=== EXERCISE AIM ===
Reproduce the records in full. Alter nothing.

[Excerpts from an interface dataset]
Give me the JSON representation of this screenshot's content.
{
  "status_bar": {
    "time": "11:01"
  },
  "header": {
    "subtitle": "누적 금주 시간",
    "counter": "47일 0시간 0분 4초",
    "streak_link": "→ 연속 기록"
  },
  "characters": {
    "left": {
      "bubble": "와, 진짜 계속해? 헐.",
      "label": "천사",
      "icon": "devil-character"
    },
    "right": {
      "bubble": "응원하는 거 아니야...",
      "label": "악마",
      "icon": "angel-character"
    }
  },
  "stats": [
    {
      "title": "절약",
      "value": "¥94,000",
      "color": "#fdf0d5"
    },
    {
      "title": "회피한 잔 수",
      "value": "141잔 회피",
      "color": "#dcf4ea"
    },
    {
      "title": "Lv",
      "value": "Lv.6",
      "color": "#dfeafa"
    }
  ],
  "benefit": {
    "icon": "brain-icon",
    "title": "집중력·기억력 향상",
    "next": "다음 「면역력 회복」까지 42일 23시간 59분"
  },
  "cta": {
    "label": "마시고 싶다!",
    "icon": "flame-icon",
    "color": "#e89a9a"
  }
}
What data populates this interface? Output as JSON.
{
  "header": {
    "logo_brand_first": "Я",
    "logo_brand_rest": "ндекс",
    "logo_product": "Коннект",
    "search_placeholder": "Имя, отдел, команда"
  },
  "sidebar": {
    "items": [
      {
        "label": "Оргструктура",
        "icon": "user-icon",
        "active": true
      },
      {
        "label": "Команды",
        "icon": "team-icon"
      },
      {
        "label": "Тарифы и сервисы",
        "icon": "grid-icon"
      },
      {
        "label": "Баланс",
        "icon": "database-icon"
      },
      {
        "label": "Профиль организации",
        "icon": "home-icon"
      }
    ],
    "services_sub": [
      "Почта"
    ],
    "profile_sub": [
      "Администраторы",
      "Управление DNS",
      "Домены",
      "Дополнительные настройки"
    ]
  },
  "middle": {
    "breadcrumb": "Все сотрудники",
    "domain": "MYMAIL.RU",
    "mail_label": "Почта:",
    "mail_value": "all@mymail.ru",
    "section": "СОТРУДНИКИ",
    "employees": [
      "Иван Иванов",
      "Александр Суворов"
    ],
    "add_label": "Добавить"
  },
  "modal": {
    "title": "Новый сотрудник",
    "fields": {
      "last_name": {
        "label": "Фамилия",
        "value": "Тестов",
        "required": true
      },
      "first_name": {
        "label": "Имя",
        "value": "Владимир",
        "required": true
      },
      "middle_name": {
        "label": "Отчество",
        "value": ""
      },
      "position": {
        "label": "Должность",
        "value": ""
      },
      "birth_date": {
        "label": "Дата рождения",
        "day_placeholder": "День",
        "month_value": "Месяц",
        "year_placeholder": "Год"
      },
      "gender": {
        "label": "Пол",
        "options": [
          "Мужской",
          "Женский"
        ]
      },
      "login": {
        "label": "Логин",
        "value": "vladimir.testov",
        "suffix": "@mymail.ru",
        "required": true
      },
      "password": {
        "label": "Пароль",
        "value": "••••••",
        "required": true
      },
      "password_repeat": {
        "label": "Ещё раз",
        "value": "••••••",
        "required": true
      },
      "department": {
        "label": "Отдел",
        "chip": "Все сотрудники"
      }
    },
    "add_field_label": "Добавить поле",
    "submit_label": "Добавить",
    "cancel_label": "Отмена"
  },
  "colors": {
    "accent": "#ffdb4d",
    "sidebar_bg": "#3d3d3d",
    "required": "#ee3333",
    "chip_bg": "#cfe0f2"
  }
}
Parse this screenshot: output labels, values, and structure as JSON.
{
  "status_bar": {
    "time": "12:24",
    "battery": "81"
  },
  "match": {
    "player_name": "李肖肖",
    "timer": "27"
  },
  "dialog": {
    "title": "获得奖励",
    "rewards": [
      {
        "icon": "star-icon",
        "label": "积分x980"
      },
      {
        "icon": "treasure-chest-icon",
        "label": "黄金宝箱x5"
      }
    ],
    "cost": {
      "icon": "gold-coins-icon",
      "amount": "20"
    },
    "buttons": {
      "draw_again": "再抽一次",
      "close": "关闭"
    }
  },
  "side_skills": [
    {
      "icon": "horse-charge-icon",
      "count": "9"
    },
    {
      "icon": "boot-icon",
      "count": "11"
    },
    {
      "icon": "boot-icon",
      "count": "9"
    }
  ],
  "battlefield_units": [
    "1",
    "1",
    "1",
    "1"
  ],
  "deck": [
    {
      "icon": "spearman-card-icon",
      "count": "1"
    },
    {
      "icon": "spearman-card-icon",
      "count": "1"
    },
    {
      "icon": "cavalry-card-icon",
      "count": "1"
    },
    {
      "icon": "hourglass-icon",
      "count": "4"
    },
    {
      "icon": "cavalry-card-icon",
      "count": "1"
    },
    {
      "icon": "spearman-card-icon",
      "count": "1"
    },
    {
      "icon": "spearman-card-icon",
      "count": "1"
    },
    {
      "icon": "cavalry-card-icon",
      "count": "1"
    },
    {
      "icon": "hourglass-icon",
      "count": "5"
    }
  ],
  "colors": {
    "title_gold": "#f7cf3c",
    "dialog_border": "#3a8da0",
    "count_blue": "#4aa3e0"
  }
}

=== YOUR RESPONSE ===
Give me the JSON representation of this screenshot's content.
{
  "status_bar": {
    "time": "11:01"
  },
  "header": {
    "subtitle": "누적 금주 시간",
    "counter": "47일 0시간 0분 4초",
    "streak_link": "→ 연속 기록"
  },
  "characters": {
    "left": {
      "bubble": "와, 진짜 계속해? 헐.",
      "label": "천사",
      "icon": "devil-character"
    },
    "right": {
      "bubble": "응원하는 거 아니야...",
      "label": "악마",
      "icon": "angel-character"
    }
  },
  "stats": [
    {
      "title": "절약",
      "value": "¥94,000",
      "color": "#fdf0d5"
    },
    {
      "title": "회피한 잔 수",
      "value": "141잔 회피",
      "color": "#dcf4ea"
    },
    {
      "title": "Lv",
      "value": "Lv.6",
      "color": "#dfeafa"
    }
  ],
  "benefit": {
    "icon": "brain-icon",
    "title": "집중력·기억력 향상",
    "next": "다음 「면역력 회복」까지 42일 23시간 59분"
  },
  "cta": {
    "label": "마시고 싶다!",
    "icon": "flame-icon",
    "color": "#e89a9a"
  }
}
What data populates this interface? Output as JSON.
{
  "header": {
    "logo_brand_first": "Я",
    "logo_brand_rest": "ндекс",
    "logo_product": "Коннект",
    "search_placeholder": "Имя, отдел, команда"
  },
  "sidebar": {
    "items": [
      {
        "label": "Оргструктура",
        "icon": "user-icon",
        "active": true
      },
      {
        "label": "Команды",
        "icon": "team-icon"
      },
      {
        "label": "Тарифы и сервисы",
        "icon": "grid-icon"
      },
      {
        "label": "Баланс",
        "icon": "database-icon"
      },
      {
        "label": "Профиль организации",
        "icon": "home-icon"
      }
    ],
    "services_sub": [
      "Почта"
    ],
    "profile_sub": [
      "Администраторы",
      "Управление DNS",
      "Домены",
      "Дополнительные настройки"
    ]
  },
  "middle": {
    "breadcrumb": "Все сотрудники",
    "domain": "MYMAIL.RU",
    "mail_label": "Почта:",
    "mail_value": "all@mymail.ru",
    "section": "СОТРУДНИКИ",
    "employees": [
      "Иван Иванов",
      "Александр Суворов"
    ],
    "add_label": "Добавить"
  },
  "modal": {
    "title": "Новый сотрудник",
    "fields": {
      "last_name": {
        "label": "Фамилия",
        "value": "Тестов",
        "required": true
      },
      "first_name": {
        "label": "Имя",
        "value": "Владимир",
        "required": true
      },
      "middle_name": {
        "label": "Отчество",
        "value": ""
      },
      "position": {
        "label": "Должность",
        "value": ""
      },
      "birth_date": {
        "label": "Дата рождения",
        "day_placeholder": "День",
        "month_value": "Месяц",
        "year_placeholder": "Год"
      },
      "gender": {
        "label": "Пол",
        "options": [
          "Мужской",
          "Женский"
        ]
      },
      "login": {
        "label": "Логин",
        "value": "vladimir.testov",
        "suffix": "@mymail.ru",
        "required": true
      },
      "password": {
        "label": "Пароль",
        "value": "••••••",
        "required": true
      },
      "password_repeat": {
        "label": "Ещё раз",
        "value": "••••••",
        "required": true
      },
      "department": {
        "label": "Отдел",
        "chip": "Все сотрудники"
      }
    },
    "add_field_label": "Добавить поле",
    "submit_label": "Добавить",
    "cancel_label": "Отмена"
  },
  "colors": {
    "accent": "#ffdb4d",
    "sidebar_bg": "#3d3d3d",
    "required": "#ee3333",
    "chip_bg": "#cfe0f2"
  }
}
Parse this screenshot: output labels, values, and structure as JSON.
{
  "status_bar": {
    "time": "12:24",
    "battery": "81"
  },
  "match": {
    "player_name": "李肖肖",
    "timer": "27"
  },
  "dialog": {
    "title": "获得奖励",
    "rewards": [
      {
        "icon": "star-icon",
        "label": "积分x980"
      },
      {
        "icon": "treasure-chest-icon",
        "label": "黄金宝箱x5"
      }
    ],
    "cost": {
      "icon": "gold-coins-icon",
      "amount": "20"
    },
    "buttons": {
      "draw_again": "再抽一次",
      "close": "关闭"
    }
  },
  "side_skills": [
    {
      "icon": "horse-charge-icon",
      "count": "9"
    },
    {
      "icon": "boot-icon",
      "count": "11"
    },
    {
      "icon": "boot-icon",
      "count": "9"
    }
  ],
  "battlefield_units": [
    "1",
    "1",
    "1",
    "1"
  ],
  "deck": [
    {
      "icon": "spearman-card-icon",
      "count": "1"
    },
    {
      "icon": "spearman-card-icon",
      "count": "1"
    },
    {
      "icon": "cavalry-card-icon",
      "count": "1"
    },
    {
      "icon": "hourglass-icon",
      "count": "4"
    },
    {
      "icon": "cavalry-card-icon",
      "count": "1"
    },
    {
      "icon": "spearman-card-icon",
      "count": "1"
    },
    {
      "icon": "spearman-card-icon",
      "count": "1"
    },
    {
      "icon": "cavalry-card-icon",
      "count": "1"
    },
    {
      "icon": "hourglass-icon",
      "count": "5"
    }
  ],
  "colors": {
    "title_gold": "#f7cf3c",
    "dialog_border": "#3a8da0",
    "count_blue": "#4aa3e0"
  }
}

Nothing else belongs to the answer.